Now for the income effect. At the January 2014 price of $3.00 a gallon, our family would spend about $5,450 a year on gasoline. At the current price of $1.90 (and assuming they do not increase miles driven) their gas bill drops a whopping 37 percent to $3,450. If the average family of four in Missouri had an income of about $72,600 in 2014, an estimate based on updating the 2013 median family income figures from the U.S. Census, their $2,000 savings in gasoline expenditures is equivalent to a 2.75 percent increase in household income. Not a bad raise for our average Missouri family!

What brought about this unexpected windfall? Increased oil production in the United States has been one of the most significant developments leading to more competition in world oil markets. With OPEC’s control over oil prices curtailed, market forces have pushed oil prices and, therefore, gas prices down. Whether oil and gas prices remain at their current levels is unknown. What is clear, however, is that competition has once again benefited consumers.

About the Author

Rik Hafer
Research Fellow
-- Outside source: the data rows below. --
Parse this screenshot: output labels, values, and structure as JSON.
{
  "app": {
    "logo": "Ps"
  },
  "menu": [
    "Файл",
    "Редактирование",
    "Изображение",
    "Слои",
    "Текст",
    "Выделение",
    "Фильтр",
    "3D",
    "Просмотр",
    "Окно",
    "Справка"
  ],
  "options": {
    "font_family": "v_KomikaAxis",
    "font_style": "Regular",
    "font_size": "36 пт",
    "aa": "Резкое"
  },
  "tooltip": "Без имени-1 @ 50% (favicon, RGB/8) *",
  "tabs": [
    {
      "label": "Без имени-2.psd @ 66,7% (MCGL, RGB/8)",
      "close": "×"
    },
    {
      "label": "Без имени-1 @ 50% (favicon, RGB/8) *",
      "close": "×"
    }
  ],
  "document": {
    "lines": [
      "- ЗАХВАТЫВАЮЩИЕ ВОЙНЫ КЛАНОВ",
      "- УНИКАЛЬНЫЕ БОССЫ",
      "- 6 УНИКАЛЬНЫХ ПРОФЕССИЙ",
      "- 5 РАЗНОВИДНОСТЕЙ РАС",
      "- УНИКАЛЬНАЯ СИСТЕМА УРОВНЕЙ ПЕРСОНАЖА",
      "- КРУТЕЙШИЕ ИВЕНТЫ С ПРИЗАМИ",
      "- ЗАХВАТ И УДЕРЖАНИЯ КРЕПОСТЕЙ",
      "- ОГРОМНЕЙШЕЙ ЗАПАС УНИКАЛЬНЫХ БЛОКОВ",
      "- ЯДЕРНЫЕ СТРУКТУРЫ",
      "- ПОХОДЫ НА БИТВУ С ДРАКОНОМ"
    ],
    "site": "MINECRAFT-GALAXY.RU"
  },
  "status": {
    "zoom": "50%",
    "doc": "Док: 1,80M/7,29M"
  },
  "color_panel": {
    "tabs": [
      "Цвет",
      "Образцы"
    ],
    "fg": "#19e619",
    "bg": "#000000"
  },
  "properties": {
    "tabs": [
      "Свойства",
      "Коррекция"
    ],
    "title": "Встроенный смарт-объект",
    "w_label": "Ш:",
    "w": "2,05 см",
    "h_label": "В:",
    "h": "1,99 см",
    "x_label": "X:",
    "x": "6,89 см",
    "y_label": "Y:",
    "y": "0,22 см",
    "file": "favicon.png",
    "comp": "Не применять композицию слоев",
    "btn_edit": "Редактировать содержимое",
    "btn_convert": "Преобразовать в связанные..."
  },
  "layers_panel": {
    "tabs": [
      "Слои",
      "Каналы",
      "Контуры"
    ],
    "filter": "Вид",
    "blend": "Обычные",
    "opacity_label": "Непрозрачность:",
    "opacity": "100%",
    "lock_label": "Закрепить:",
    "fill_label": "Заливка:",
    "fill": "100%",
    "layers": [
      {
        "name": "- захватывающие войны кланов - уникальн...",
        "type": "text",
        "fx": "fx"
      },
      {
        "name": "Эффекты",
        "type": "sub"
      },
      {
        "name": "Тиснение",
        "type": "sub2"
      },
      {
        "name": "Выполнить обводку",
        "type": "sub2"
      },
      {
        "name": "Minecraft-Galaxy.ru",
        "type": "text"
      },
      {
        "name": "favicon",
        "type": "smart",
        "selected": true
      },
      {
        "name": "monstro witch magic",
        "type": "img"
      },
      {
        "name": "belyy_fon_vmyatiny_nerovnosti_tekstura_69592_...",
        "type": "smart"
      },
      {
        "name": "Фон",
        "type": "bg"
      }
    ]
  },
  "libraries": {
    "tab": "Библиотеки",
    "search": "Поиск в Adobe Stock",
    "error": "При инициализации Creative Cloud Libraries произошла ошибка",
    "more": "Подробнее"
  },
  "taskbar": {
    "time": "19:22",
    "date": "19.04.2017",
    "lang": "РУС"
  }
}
Rik Hafer is a Show-Me Institute research fellow and a professor of economics and the Director of the Center for Economics and the Environment at Lindenwood University in Saint Charles, Missouri.